● **What you have to do**: The entries below need to be written out exactly, with no pictures included.

● **Provided records**:
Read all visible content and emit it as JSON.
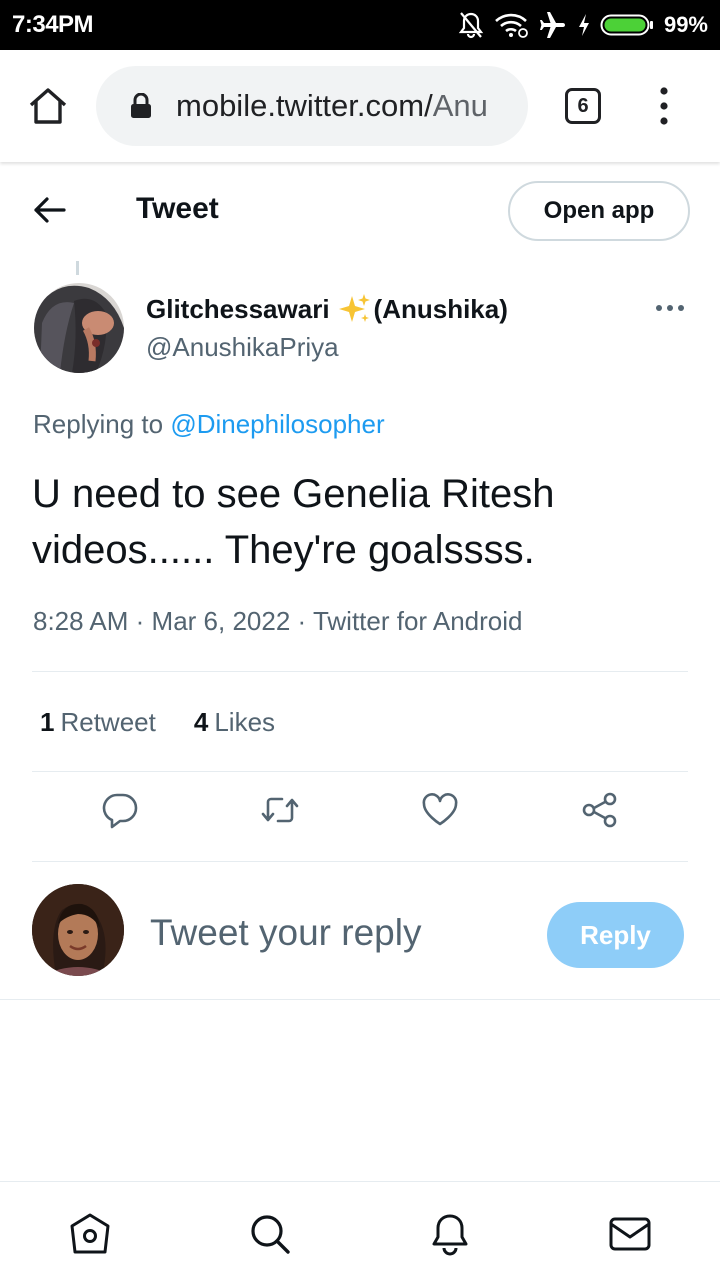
{
  "status_bar": {
    "time": "7:34PM",
    "battery_percent": "99%",
    "icons": [
      "notifications-off-icon",
      "wifi-icon",
      "airplane-mode-icon",
      "charging-icon",
      "battery-icon"
    ]
  },
  "browser": {
    "url_host": "mobile.twitter.com/",
    "url_path": "Anu",
    "tab_count": "6"
  },
  "header": {
    "title": "Tweet",
    "open_app_label": "Open app"
  },
  "tweet": {
    "author_name": "Glitchessawari",
    "author_name_suffix": "(Anushika)",
    "handle": "@AnushikaPriya",
    "replying_prefix": "Replying to",
    "replying_to": "@Dinephilosopher",
    "text": "U need to see Genelia Ritesh videos...... They're goalssss.",
    "time": "8:28 AM",
    "date": "Mar 6, 2022",
    "source": "Twitter for Android",
    "retweet_count": "1",
    "retweet_label": "Retweet",
    "like_count": "4",
    "like_label": "Likes"
  },
  "composer": {
    "placeholder": "Tweet your reply",
    "reply_label": "Reply"
  },
  "colors": {
    "accent": "#1d9bf0",
    "reply_button_disabled": "#8ecdf8",
    "secondary_text": "#536471",
    "battery_green": "#4cd137"
  }
}
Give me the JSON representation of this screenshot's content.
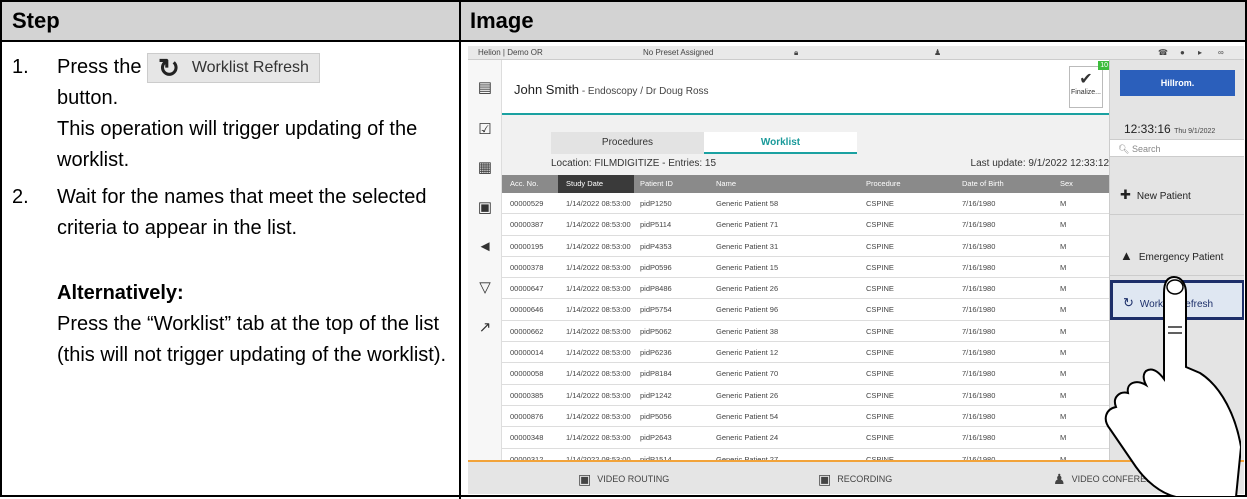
{
  "header": {
    "step": "Step",
    "image": "Image"
  },
  "steps": [
    {
      "num": "1.",
      "pre": "Press the",
      "button_label": "Worklist Refresh",
      "post_lines": [
        "button.",
        "This operation will trigger updating of the worklist."
      ]
    },
    {
      "num": "2.",
      "text": "Wait for the names that meet the selected criteria to appear in the list."
    }
  ],
  "alternatively": {
    "title": "Alternatively:",
    "text": "Press the “Worklist” tab at the top of the list (this will not trigger updating of the worklist)."
  },
  "screen": {
    "topbar": {
      "room": "Helion | Demo OR",
      "preset": "No Preset Assigned"
    },
    "patient": {
      "name": "John Smith",
      "details": " - Endoscopy / Dr Doug Ross",
      "finalize": "Finalize...",
      "badge": "10"
    },
    "tabs": {
      "procedures": "Procedures",
      "worklist": "Worklist"
    },
    "location": "Location: FILMDIGITIZE - Entries: 15",
    "last_update": "Last update: 9/1/2022 12:33:12",
    "columns": [
      "Acc. No.",
      "Study Date",
      "Patient ID",
      "Name",
      "Procedure",
      "Date of Birth",
      "Sex"
    ],
    "rows": [
      [
        "00000529",
        "1/14/2022 08:53:00",
        "pidP1250",
        "Generic Patient 58",
        "CSPINE",
        "7/16/1980",
        "M"
      ],
      [
        "00000387",
        "1/14/2022 08:53:00",
        "pidP5114",
        "Generic Patient 71",
        "CSPINE",
        "7/16/1980",
        "M"
      ],
      [
        "00000195",
        "1/14/2022 08:53:00",
        "pidP4353",
        "Generic Patient 31",
        "CSPINE",
        "7/16/1980",
        "M"
      ],
      [
        "00000378",
        "1/14/2022 08:53:00",
        "pidP0596",
        "Generic Patient 15",
        "CSPINE",
        "7/16/1980",
        "M"
      ],
      [
        "00000647",
        "1/14/2022 08:53:00",
        "pidP8486",
        "Generic Patient 26",
        "CSPINE",
        "7/16/1980",
        "M"
      ],
      [
        "00000646",
        "1/14/2022 08:53:00",
        "pidP5754",
        "Generic Patient 96",
        "CSPINE",
        "7/16/1980",
        "M"
      ],
      [
        "00000662",
        "1/14/2022 08:53:00",
        "pidP5062",
        "Generic Patient 38",
        "CSPINE",
        "7/16/1980",
        "M"
      ],
      [
        "00000014",
        "1/14/2022 08:53:00",
        "pidP6236",
        "Generic Patient 12",
        "CSPINE",
        "7/16/1980",
        "M"
      ],
      [
        "00000058",
        "1/14/2022 08:53:00",
        "pidP8184",
        "Generic Patient 70",
        "CSPINE",
        "7/16/1980",
        "M"
      ],
      [
        "00000385",
        "1/14/2022 08:53:00",
        "pidP1242",
        "Generic Patient 26",
        "CSPINE",
        "7/16/1980",
        "M"
      ],
      [
        "00000876",
        "1/14/2022 08:53:00",
        "pidP5056",
        "Generic Patient 54",
        "CSPINE",
        "7/16/1980",
        "M"
      ],
      [
        "00000348",
        "1/14/2022 08:53:00",
        "pidP2643",
        "Generic Patient 24",
        "CSPINE",
        "7/16/1980",
        "M"
      ],
      [
        "00000312",
        "1/14/2022 08:53:00",
        "pidP1514",
        "Generic Patient 27",
        "CSPINE",
        "7/16/1980",
        "M"
      ]
    ],
    "right": {
      "logo": "Hillrom.",
      "time": "12:33:16",
      "date": "Thu 9/1/2022",
      "search": "Search",
      "new_patient": "New Patient",
      "emergency": "Emergency Patient",
      "refresh": "Worklist Refresh"
    },
    "bottom": {
      "video_routing": "VIDEO ROUTING",
      "recording": "RECORDING",
      "video_conf": "VIDEO CONFEREN"
    }
  }
}
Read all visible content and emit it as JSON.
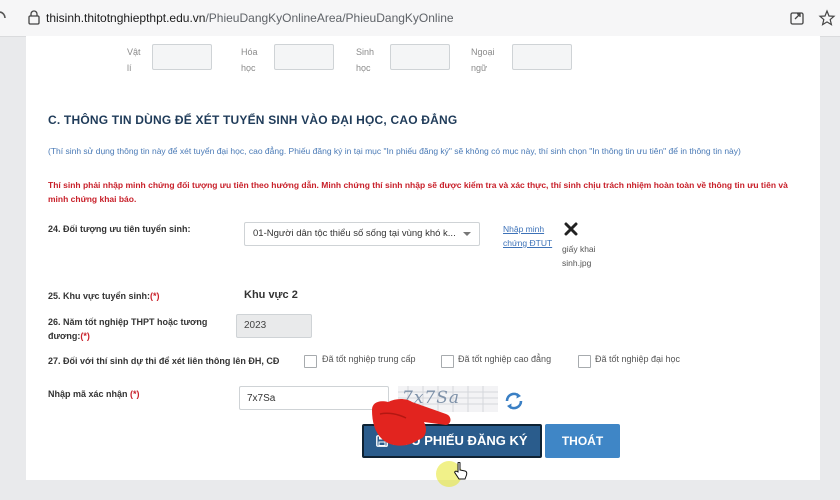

● **Solution to this problem**:
Read all visible content and emit it as JSON.
{
  "status_bar": {
    "time": "7:34PM",
    "battery_percent": "99%",
    "icons": [
      "notifications-off-icon",
      "wifi-icon",
      "airplane-mode-icon",
      "charging-icon",
      "battery-icon"
    ]
  },
  "browser": {
    "url_host": "mobile.twitter.com/",
    "url_path": "Anu",
    "tab_count": "6"
  },
  "header": {
    "title": "Tweet",
    "open_app_label": "Open app"
  },
  "tweet": {
    "author_name": "Glitchessawari",
    "author_name_suffix": "(Anushika)",
    "handle": "@AnushikaPriya",
    "replying_prefix": "Replying to",
    "replying_to": "@Dinephilosopher",
    "text": "U need to see Genelia Ritesh videos...... They're goalssss.",
    "time": "8:28 AM",
    "date": "Mar 6, 2022",
    "source": "Twitter for Android",
    "retweet_count": "1",
    "retweet_label": "Retweet",
    "like_count": "4",
    "like_label": "Likes"
  },
  "composer": {
    "placeholder": "Tweet your reply",
    "reply_label": "Reply"
  },
  "colors": {
    "accent": "#1d9bf0",
    "reply_button_disabled": "#8ecdf8",
    "secondary_text": "#536471",
    "battery_green": "#4cd137"
  }
}
Give me the JSON representation of this screenshot's content.
{
  "header": {
    "step": "Step",
    "image": "Image"
  },
  "steps": [
    {
      "num": "1.",
      "pre": "Press the",
      "button_label": "Worklist Refresh",
      "post_lines": [
        "button.",
        "This operation will trigger updating of the worklist."
      ]
    },
    {
      "num": "2.",
      "text": "Wait for the names that meet the selected criteria to appear in the list."
    }
  ],
  "alternatively": {
    "title": "Alternatively:",
    "text": "Press the “Worklist” tab at the top of the list (this will not trigger updating of the worklist)."
  },
  "screen": {
    "topbar": {
      "room": "Helion | Demo OR",
      "preset": "No Preset Assigned"
    },
    "patient": {
      "name": "John Smith",
      "details": " - Endoscopy / Dr Doug Ross",
      "finalize": "Finalize...",
      "badge": "10"
    },
    "tabs": {
      "procedures": "Procedures",
      "worklist": "Worklist"
    },
    "location": "Location: FILMDIGITIZE - Entries: 15",
    "last_update": "Last update: 9/1/2022 12:33:12",
    "columns": [
      "Acc. No.",
      "Study Date",
      "Patient ID",
      "Name",
      "Procedure",
      "Date of Birth",
      "Sex"
    ],
    "rows": [
      [
        "00000529",
        "1/14/2022 08:53:00",
        "pidP1250",
        "Generic Patient 58",
        "CSPINE",
        "7/16/1980",
        "M"
      ],
      [
        "00000387",
        "1/14/2022 08:53:00",
        "pidP5114",
        "Generic Patient 71",
        "CSPINE",
        "7/16/1980",
        "M"
      ],
      [
        "00000195",
        "1/14/2022 08:53:00",
        "pidP4353",
        "Generic Patient 31",
        "CSPINE",
        "7/16/1980",
        "M"
      ],
      [
        "00000378",
        "1/14/2022 08:53:00",
        "pidP0596",
        "Generic Patient 15",
        "CSPINE",
        "7/16/1980",
        "M"
      ],
      [
        "00000647",
        "1/14/2022 08:53:00",
        "pidP8486",
        "Generic Patient 26",
        "CSPINE",
        "7/16/1980",
        "M"
      ],
      [
        "00000646",
        "1/14/2022 08:53:00",
        "pidP5754",
        "Generic Patient 96",
        "CSPINE",
        "7/16/1980",
        "M"
      ],
      [
        "00000662",
        "1/14/2022 08:53:00",
        "pidP5062",
        "Generic Patient 38",
        "CSPINE",
        "7/16/1980",
        "M"
      ],
      [
        "00000014",
        "1/14/2022 08:53:00",
        "pidP6236",
        "Generic Patient 12",
        "CSPINE",
        "7/16/1980",
        "M"
      ],
      [
        "00000058",
        "1/14/2022 08:53:00",
        "pidP8184",
        "Generic Patient 70",
        "CSPINE",
        "7/16/1980",
        "M"
      ],
      [
        "00000385",
        "1/14/2022 08:53:00",
        "pidP1242",
        "Generic Patient 26",
        "CSPINE",
        "7/16/1980",
        "M"
      ],
      [
        "00000876",
        "1/14/2022 08:53:00",
        "pidP5056",
        "Generic Patient 54",
        "CSPINE",
        "7/16/1980",
        "M"
      ],
      [
        "00000348",
        "1/14/2022 08:53:00",
        "pidP2643",
        "Generic Patient 24",
        "CSPINE",
        "7/16/1980",
        "M"
      ],
      [
        "00000312",
        "1/14/2022 08:53:00",
        "pidP1514",
        "Generic Patient 27",
        "CSPINE",
        "7/16/1980",
        "M"
      ]
    ],
    "right": {
      "logo": "Hillrom.",
      "time": "12:33:16",
      "date": "Thu 9/1/2022",
      "search": "Search",
      "new_patient": "New Patient",
      "emergency": "Emergency Patient",
      "refresh": "Worklist Refresh"
    },
    "bottom": {
      "video_routing": "VIDEO ROUTING",
      "recording": "RECORDING",
      "video_conf": "VIDEO CONFEREN"
    }
  }
}
Read all visible content and emit it as JSON.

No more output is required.